|The original under glass in the sun.
I love digital photography. Really, I do. You just can’t beat the flexibility you get with digital photography and the ability to edit on the fly saves so much time. I worry about us deleting photos in-camera and losing some of those out-takes, but that’s a conversation for a different time.
There are times, though, when I miss my black and white darkroom. I miss the smell of the fixer and the red light and literally getting lost in the process of printing images. It seemed like I could go in the darkroom in the morning and emerge exhausted eight hours later. Now, I can still spend hours tweaking photographs, but I do it sitting with my computer in my lap and it just isn’t the same.
Every once in a while though, I realize I need that creative fix (no pun intended), camera or not. That’s when I go full-on old-school. Cyanotype is called blueprint printing and it’s the oldest non-silver photographic printing technique. And the coolest part, once you’ve prepared the paper, all it takes is sunlight and water. To prepare the paper, you need a solution of potassium ferricyanide and ferric ammonium citrate that you just can’t buy off the shelf, but the concoction is available from specialty photography places.

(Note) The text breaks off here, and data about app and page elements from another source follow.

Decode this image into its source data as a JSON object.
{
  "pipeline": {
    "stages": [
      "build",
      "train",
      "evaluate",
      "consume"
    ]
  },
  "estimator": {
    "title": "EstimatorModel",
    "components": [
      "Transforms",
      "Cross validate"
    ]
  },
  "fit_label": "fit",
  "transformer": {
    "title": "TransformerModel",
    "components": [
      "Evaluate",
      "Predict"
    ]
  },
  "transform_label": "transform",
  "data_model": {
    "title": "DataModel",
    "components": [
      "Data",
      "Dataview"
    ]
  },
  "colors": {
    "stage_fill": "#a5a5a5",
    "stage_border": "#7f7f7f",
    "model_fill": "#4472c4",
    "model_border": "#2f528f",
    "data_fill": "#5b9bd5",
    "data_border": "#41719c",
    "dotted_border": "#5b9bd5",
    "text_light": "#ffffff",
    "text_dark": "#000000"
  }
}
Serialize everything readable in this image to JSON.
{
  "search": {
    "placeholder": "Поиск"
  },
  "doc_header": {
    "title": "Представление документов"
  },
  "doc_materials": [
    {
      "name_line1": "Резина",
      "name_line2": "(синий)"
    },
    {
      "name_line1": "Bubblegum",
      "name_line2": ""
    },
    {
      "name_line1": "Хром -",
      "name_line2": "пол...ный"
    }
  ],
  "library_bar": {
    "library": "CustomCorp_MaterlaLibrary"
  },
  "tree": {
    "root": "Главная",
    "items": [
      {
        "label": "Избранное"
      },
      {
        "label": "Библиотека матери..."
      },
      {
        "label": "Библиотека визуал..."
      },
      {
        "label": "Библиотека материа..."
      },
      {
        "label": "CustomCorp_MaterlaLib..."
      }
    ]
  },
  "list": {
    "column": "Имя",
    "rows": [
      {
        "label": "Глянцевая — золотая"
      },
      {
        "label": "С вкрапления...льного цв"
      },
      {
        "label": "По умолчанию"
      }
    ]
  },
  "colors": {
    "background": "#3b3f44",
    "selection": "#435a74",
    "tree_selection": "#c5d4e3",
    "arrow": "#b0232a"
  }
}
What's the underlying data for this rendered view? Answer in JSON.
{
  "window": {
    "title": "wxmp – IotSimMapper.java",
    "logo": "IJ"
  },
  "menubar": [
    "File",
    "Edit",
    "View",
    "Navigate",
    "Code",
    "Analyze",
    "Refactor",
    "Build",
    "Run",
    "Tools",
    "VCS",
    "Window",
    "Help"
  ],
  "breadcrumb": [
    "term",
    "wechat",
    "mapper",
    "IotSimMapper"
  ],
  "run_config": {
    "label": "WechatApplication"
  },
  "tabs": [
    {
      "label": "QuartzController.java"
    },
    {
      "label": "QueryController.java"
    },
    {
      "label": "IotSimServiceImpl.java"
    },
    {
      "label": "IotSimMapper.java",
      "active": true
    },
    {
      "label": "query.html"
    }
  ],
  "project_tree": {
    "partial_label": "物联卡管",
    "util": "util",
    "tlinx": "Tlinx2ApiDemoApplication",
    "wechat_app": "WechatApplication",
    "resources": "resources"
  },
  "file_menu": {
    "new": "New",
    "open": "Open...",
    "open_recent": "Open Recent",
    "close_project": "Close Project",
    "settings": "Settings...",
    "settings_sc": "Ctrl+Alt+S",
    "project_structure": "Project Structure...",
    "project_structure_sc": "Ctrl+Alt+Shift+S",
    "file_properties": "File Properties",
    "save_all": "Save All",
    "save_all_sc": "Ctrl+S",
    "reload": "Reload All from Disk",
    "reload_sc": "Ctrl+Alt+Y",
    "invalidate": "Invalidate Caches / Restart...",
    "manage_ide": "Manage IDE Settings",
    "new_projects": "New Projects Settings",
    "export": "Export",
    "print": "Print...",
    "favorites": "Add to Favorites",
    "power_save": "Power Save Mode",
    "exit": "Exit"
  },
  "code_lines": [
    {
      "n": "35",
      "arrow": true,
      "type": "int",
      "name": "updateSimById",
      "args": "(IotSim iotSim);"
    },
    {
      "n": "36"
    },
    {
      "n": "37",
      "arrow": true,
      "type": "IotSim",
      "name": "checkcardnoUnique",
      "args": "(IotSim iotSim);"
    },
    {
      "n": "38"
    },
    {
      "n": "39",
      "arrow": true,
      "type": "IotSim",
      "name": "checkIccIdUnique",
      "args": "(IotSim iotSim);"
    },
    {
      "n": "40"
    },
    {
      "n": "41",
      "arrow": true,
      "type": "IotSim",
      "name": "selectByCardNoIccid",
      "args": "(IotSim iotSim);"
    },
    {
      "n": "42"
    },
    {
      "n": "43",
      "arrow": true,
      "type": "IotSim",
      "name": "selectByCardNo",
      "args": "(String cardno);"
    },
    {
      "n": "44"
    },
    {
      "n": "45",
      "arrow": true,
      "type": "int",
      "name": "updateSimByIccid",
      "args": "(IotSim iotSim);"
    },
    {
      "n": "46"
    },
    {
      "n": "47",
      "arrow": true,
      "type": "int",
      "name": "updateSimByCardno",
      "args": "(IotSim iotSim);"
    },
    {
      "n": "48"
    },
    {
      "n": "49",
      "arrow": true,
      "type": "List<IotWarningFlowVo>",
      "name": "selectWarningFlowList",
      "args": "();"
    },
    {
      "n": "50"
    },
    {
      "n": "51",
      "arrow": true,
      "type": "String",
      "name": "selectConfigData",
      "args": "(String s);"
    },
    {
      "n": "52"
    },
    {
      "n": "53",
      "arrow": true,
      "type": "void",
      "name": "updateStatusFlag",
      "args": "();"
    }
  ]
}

|The print developing in a tray of water.
This is often referred to as sun printing. I keep some treated paper around and every once-in-a-while I pull out a few sheets and see what I can find in the yard or the house. Big flowers don’t really work…they end up looking like blobs on the paper. But items with fine details work great. I also like to print with crystals or glass to catch the way the sun reflects onto the paper. The great thing about this process and technique is you can preserve the nature you see around you, capture patterns and discover details you might have never seen before.
That’s probably enough of a break for one day. Time to get back to work.
|The final image.